- Post-Award Defective Pricing audits have increased dramatically. Prior to FY 2020 our role in assisting with these audits was limited to very large contractors, but recently we are seeing inquiries being made at contractors of all sizes. Again, this is largely driven by DCAA available resources shifting from an ICS focus to more system or preventative maintenance type audits.
- Auditor approaches to business systems, TINA/Defective Pricing and even MAAR audits vary. Auditors who joined DCAA in the past decade have minimal experience with these types of audits because the Agency placed so much focus on ICS and proposal audits for so long. There is absolutely a learning curve and working with auditors requires a strong understanding of the audit objectives and limits to not turn into a huge time sink for client staff.

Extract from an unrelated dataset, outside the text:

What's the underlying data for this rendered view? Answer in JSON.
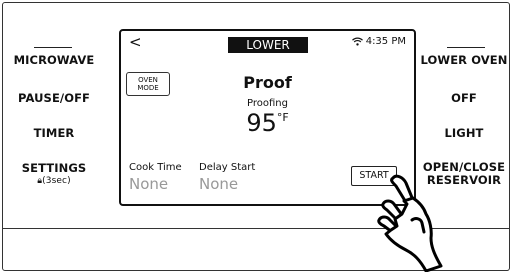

Does More Auditing Mean Less Auditing?
One of the primary purposes of the DFARS Business Systems clauses was to allow for routine review and allow reliance on contractor business systems. With DCAA now investing considerable resources into the audit of contractor accounting and estimating systems, one would hope that this would result in a lowering of risk associated with the more routine audits like voucher examinations, incurred cost submission audits and proposal audits. At this stage it is too early to tell if there will be efficiency gains to the more routine audits/examinations. However, the fact that most ICS audits are now being conducted by TPAs will make that linkage more difficult. If you do have adequate system(s) and are working with a TPA it is important to advise them of this and ask how that impacts their risk assessment and ultimately the amount of testing.
What Can YOU Do to Prepare Your Company?

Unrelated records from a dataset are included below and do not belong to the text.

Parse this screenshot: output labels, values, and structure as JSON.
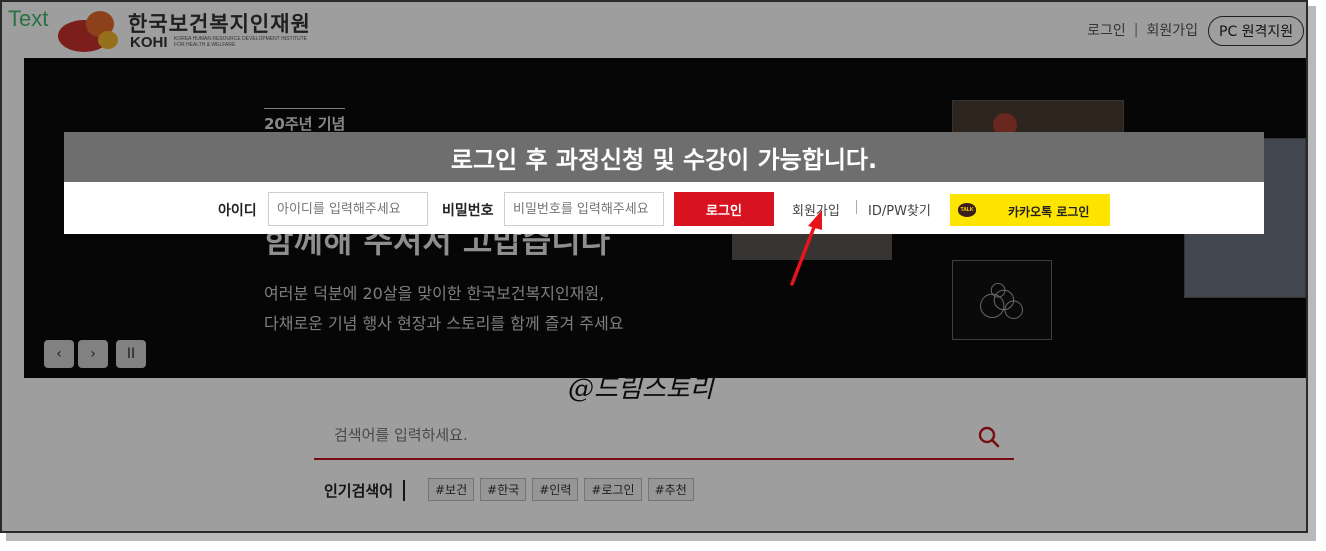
{
  "watermark": "Text",
  "header": {
    "brand_ko": "한국보건복지인재원",
    "brand_en": "KOHI",
    "brand_sub": "KOREA HUMAN RESOURCE DEVELOPMENT INSTITUTE FOR HEALTH & WELFARE",
    "links": [
      "로그인",
      "회원가입"
    ],
    "separator": "|",
    "pc_remote": "PC 원격지원"
  },
  "hero": {
    "anniversary": "20주년 기념",
    "headline": "함께해 주셔서 고맙습니다",
    "desc_line1": "여러분 덕분에 20살을 맞이한 한국보건복지인재원,",
    "desc_line2": "다채로운 기념 행사 현장과 스토리를 함께 즐겨 주세요",
    "controls": {
      "prev": "‹",
      "next": "›",
      "pause": "II"
    }
  },
  "login_popup": {
    "title": "로그인 후 과정신청 및 수강이 가능합니다.",
    "id_label": "아이디",
    "id_placeholder": "아이디를 입력해주세요",
    "pw_label": "비밀번호",
    "pw_placeholder": "비밀번호를 입력해주세요",
    "login_button": "로그인",
    "join_link": "회원가입",
    "find_link": "ID/PW찾기",
    "kakao_icon_text": "TALK",
    "kakao_button": "카카오톡 로그인"
  },
  "annotation": {
    "signature": "@드림스토리",
    "arrow_color": "#e8141c"
  },
  "search": {
    "placeholder": "검색어를 입력하세요.",
    "popular_label": "인기검색어",
    "tags": [
      "#보건",
      "#한국",
      "#인력",
      "#로그인",
      "#추천"
    ]
  },
  "colors": {
    "brand_red": "#d7131f",
    "kakao_yellow": "#fee500"
  }
}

Additionally, because most contractors have not routinely undergone defective pricing audits it is critical to advise your proposal team and business development group on this emerging risk. The risk has always been there, but it is quickly becoming the “flavor of the month.” Refresher training on the topic and simply making sure that you have good linkages between estimating, accounting and purchasing functions to ensure the currency and accuracy of data submitted as part of proposals subject to TINA is critical. Further, if you are lucky enough to receive the knock at the door from DCAA, it is important to remember this is not always a bad thing. While some audits are initiated as a result of leads, many of the inquiries are just fishing expeditions, where DCAA will do probe testing, a desk review and move on. This is where having evidence of recent training, current policies and procedures and well documented estimating packages are critical to avoiding more costly and time-consuming audits.

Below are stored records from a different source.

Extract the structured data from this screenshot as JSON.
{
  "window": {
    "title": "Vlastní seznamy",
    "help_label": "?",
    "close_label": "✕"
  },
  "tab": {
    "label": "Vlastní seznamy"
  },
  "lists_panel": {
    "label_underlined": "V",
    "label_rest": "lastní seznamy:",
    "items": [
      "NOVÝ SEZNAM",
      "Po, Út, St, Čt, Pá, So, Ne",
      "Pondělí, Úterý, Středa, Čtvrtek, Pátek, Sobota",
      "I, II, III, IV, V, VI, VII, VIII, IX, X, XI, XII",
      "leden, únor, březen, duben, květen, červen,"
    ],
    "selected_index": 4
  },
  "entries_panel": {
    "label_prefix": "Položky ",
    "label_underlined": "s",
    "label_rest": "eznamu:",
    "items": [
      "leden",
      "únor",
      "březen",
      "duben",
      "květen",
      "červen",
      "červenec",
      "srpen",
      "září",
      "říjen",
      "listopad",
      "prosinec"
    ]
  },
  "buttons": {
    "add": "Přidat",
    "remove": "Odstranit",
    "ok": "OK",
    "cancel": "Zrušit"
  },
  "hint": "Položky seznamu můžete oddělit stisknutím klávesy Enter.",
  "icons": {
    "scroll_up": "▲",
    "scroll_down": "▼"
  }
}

Finally, an increasing number of our clients are reaching out for guidance and assistance in developing or participating in recurring internal audit engagements specifically focused on the risks we are working with every day. Our role places our team in a unique position to understand audit risks based on the decades of experience held by our team and our daily interactions with DCAA, DCMA and other agency auditors. We have found that our approach to internal audits, which are based on current and relevant risks, can streamline your internal audit team’s approach and ensure a wider coverage of areas representing true risks to your organization.